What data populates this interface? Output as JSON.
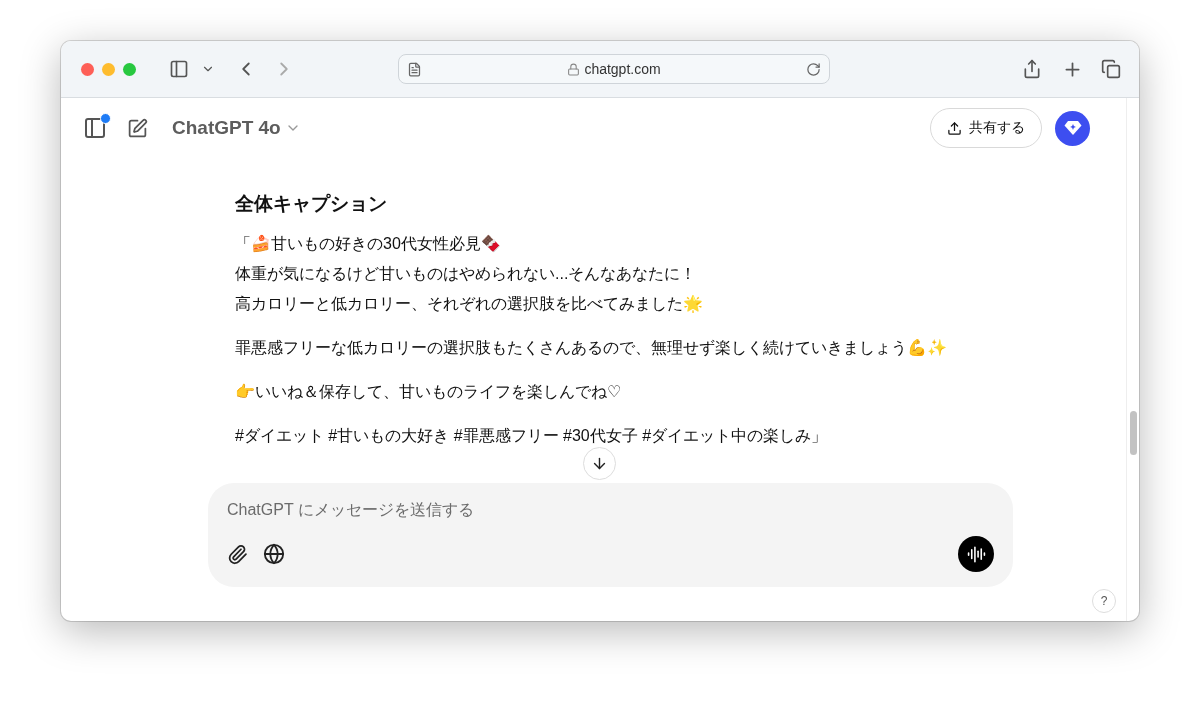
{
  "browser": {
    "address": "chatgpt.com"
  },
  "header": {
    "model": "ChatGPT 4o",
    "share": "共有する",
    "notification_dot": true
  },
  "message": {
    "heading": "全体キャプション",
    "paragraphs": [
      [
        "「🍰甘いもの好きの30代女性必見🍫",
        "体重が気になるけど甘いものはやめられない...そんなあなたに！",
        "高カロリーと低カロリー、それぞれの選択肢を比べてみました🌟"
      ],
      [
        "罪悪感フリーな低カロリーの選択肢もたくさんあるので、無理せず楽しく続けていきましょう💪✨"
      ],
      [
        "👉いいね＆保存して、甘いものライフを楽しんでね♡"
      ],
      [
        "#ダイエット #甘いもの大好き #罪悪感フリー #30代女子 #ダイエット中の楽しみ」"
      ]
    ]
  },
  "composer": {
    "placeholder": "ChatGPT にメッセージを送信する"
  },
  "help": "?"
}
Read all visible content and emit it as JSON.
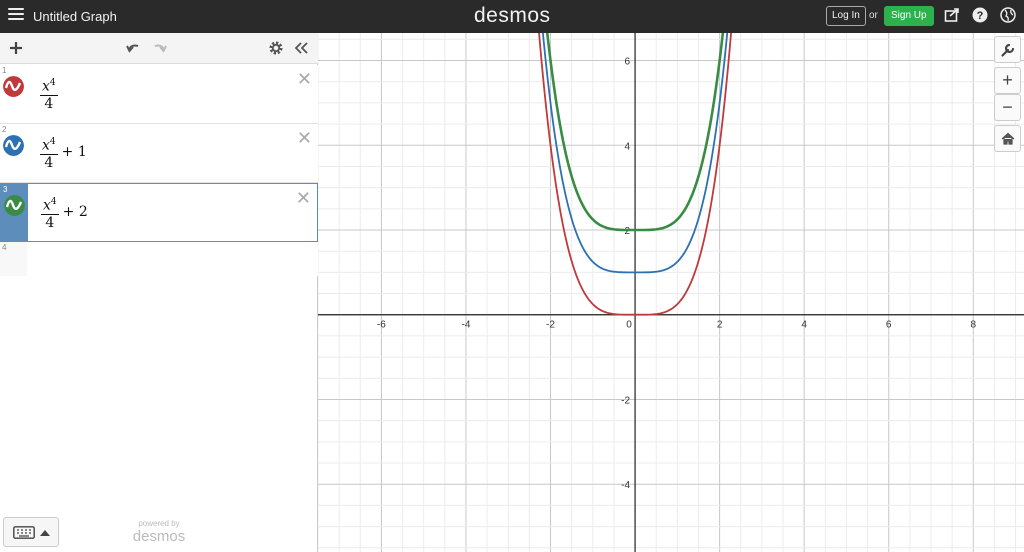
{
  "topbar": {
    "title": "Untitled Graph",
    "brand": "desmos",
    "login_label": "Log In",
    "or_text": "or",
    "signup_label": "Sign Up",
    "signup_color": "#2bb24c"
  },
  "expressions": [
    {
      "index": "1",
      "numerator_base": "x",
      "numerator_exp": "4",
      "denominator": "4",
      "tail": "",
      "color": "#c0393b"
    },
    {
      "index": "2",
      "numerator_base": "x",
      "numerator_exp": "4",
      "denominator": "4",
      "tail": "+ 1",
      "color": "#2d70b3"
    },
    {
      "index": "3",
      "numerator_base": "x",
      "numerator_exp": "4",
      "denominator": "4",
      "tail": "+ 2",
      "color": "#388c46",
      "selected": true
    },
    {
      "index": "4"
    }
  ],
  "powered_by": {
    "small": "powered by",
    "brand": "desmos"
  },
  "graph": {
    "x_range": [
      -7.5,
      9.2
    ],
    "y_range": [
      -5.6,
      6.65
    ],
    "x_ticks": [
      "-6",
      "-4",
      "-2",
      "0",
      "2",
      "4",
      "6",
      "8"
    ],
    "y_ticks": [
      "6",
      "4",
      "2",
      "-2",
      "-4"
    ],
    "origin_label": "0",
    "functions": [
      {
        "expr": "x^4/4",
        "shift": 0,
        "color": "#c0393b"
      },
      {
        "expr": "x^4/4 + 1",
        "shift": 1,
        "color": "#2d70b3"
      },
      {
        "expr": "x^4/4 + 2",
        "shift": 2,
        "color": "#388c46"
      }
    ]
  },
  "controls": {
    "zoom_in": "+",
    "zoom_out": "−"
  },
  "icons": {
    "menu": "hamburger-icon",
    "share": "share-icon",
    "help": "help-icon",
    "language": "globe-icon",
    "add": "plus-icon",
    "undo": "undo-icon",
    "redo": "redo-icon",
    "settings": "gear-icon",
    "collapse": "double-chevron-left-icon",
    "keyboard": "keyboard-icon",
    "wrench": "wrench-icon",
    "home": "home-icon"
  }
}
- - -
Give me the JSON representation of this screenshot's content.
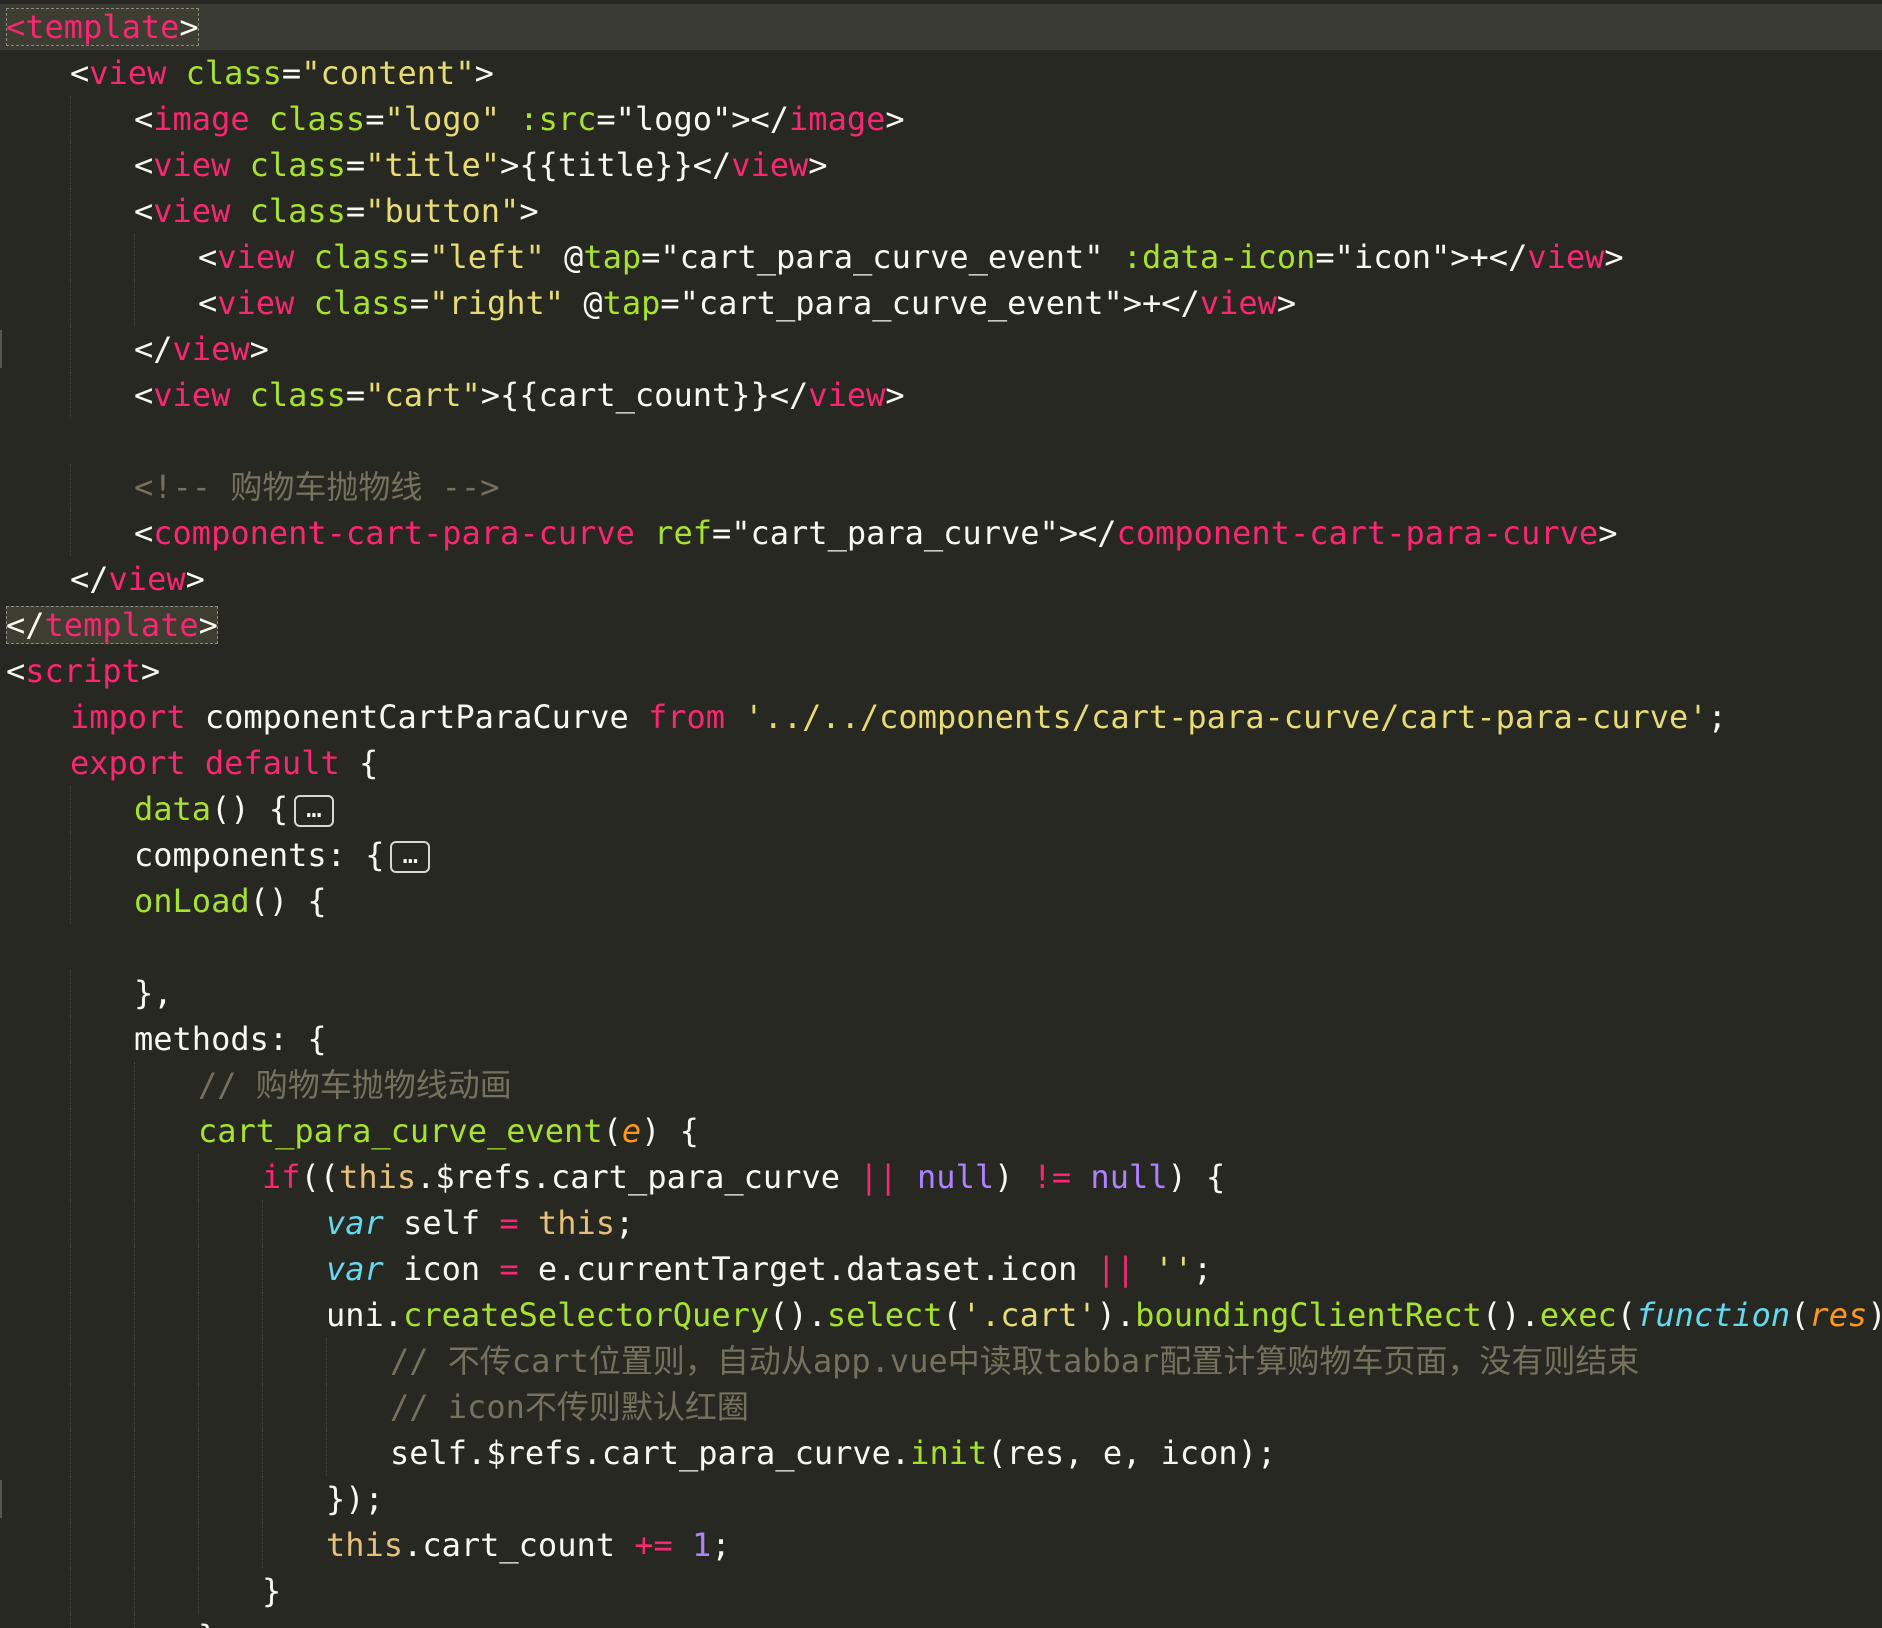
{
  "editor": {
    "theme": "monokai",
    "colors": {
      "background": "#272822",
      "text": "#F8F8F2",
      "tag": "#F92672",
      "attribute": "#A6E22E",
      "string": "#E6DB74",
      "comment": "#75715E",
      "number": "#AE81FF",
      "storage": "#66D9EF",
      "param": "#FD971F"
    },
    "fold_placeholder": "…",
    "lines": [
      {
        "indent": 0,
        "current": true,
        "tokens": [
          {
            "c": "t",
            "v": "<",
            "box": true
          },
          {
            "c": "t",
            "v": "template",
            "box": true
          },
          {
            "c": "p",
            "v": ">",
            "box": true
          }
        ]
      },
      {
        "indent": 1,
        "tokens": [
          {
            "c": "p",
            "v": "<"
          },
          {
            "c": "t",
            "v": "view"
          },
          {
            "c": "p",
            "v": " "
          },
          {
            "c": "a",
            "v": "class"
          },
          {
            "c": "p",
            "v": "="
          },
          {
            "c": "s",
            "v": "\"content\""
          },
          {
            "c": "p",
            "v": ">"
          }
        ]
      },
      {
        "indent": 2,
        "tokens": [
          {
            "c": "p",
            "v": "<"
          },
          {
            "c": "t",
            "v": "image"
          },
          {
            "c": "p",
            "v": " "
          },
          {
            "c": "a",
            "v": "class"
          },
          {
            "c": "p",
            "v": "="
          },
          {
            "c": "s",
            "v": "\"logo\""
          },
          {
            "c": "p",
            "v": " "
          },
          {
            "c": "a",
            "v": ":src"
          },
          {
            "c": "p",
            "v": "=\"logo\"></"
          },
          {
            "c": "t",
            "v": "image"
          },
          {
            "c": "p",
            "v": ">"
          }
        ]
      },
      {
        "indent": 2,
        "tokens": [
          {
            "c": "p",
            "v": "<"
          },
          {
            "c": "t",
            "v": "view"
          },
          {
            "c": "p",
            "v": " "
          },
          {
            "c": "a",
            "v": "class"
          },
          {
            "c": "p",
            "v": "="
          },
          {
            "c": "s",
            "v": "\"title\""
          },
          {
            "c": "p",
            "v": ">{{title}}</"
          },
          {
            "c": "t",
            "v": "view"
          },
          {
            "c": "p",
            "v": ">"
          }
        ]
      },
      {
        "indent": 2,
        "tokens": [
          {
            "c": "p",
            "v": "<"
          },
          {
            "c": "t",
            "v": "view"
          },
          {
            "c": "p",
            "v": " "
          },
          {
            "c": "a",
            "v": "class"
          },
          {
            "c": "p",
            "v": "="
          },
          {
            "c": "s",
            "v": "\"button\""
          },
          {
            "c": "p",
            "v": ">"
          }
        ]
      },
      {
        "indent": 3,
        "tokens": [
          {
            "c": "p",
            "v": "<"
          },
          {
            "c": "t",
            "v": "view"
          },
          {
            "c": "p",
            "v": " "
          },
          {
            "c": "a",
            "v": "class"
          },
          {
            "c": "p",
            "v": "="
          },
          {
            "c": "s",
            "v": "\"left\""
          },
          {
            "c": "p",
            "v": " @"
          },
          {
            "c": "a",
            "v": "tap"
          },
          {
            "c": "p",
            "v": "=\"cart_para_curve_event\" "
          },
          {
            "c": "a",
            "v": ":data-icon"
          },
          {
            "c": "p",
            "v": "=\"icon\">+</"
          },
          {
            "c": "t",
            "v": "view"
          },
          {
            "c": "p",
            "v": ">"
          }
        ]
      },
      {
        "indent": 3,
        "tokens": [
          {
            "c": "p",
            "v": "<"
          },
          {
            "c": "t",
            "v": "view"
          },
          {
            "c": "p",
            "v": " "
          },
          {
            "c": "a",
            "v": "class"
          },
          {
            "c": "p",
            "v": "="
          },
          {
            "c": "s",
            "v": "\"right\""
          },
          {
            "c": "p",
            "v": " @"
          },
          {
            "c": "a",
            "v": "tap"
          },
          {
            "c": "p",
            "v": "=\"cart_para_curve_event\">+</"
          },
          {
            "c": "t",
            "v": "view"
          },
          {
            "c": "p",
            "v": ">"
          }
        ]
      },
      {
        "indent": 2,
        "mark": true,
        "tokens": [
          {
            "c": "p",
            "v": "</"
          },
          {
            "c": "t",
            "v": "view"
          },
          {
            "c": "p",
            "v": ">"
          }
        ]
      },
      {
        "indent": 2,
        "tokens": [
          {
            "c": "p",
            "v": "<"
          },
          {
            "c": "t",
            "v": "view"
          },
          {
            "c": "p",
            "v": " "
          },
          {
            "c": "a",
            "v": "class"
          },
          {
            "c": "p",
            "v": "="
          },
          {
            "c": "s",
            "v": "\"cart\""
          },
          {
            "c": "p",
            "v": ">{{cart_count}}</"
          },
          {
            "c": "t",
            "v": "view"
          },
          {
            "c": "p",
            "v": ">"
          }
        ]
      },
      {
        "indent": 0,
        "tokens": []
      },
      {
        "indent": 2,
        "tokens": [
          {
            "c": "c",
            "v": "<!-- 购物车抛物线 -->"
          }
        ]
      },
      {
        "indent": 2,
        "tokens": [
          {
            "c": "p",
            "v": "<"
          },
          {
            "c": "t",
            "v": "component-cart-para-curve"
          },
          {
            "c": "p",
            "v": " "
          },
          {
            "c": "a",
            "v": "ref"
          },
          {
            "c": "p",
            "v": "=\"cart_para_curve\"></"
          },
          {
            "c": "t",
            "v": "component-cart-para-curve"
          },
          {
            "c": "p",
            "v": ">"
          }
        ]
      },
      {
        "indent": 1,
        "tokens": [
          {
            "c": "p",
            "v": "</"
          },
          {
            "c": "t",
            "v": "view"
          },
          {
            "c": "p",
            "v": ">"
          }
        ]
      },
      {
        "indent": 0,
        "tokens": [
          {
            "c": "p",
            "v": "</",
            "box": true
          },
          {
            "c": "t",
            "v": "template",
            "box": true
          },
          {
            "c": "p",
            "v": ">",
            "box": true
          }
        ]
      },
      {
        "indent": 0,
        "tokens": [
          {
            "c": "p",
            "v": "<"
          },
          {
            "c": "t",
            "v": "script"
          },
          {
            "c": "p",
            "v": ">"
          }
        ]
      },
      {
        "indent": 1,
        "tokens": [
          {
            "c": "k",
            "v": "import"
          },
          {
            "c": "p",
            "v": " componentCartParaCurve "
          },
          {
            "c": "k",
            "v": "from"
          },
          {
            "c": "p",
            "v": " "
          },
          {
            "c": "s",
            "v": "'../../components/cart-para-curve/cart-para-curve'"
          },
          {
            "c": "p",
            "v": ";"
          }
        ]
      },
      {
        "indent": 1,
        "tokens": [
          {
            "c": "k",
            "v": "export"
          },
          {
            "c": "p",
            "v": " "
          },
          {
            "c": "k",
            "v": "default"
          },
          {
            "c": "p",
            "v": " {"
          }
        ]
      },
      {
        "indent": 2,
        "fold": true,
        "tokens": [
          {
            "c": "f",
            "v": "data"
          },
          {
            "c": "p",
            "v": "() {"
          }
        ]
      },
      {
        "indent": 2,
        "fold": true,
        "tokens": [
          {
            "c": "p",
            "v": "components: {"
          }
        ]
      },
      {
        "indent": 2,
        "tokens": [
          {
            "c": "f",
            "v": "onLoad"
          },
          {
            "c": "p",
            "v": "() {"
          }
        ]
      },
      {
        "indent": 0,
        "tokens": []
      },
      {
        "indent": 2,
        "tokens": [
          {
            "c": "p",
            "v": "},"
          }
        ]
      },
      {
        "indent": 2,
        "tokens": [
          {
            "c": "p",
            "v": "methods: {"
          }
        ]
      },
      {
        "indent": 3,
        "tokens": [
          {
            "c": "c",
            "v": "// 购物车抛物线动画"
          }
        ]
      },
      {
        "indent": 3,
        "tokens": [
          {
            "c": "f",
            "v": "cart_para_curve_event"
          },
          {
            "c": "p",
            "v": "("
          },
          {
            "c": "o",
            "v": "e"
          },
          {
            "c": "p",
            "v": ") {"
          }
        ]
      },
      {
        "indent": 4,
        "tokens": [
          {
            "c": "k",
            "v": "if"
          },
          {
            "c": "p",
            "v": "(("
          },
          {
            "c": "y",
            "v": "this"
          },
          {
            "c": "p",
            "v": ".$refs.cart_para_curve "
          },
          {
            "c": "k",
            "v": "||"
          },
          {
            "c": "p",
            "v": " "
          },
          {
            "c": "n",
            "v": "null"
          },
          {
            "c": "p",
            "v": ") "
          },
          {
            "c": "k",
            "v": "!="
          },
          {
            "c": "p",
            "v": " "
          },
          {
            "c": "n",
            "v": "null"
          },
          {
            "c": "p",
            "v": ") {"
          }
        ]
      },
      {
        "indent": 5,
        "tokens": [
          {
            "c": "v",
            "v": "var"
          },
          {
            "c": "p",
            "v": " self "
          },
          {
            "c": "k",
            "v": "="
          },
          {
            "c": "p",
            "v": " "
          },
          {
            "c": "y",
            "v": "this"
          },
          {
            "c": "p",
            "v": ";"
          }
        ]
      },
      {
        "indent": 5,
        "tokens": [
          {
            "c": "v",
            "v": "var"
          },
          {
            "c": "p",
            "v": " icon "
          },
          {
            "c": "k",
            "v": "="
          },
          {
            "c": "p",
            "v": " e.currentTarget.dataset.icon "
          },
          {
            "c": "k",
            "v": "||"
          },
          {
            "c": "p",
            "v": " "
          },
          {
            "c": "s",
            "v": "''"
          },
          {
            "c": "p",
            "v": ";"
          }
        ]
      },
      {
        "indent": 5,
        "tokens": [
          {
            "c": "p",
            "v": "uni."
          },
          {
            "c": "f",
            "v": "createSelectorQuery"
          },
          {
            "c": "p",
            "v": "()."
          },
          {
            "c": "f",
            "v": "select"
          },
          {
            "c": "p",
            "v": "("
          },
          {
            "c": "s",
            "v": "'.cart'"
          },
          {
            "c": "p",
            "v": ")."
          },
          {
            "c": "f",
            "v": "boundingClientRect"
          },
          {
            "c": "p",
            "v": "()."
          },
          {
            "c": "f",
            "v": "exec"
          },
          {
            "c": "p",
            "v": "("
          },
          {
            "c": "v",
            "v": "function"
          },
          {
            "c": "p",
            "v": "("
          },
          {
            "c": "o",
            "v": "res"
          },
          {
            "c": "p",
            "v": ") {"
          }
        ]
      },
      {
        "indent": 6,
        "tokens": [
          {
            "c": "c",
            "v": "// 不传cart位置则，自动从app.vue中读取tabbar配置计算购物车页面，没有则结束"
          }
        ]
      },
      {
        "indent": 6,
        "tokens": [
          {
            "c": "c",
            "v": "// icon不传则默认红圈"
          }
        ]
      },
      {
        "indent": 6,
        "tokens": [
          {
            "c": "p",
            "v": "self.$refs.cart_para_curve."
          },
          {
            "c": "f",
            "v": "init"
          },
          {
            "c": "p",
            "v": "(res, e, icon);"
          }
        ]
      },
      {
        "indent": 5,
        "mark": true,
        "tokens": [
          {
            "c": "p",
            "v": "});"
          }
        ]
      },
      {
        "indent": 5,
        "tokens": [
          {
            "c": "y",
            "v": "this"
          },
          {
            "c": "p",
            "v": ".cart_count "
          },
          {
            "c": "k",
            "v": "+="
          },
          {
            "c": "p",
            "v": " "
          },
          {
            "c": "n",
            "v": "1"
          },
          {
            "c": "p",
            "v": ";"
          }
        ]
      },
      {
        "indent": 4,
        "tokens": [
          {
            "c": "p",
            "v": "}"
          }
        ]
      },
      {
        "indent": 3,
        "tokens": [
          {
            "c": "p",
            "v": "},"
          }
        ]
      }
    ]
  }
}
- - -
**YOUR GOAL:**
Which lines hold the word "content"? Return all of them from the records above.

**WRITTEN SOLUTION:**
Read all visible content and emit it as JSON.
Give me the JSON representation of this screenshot's content.
            "v": "\"content\""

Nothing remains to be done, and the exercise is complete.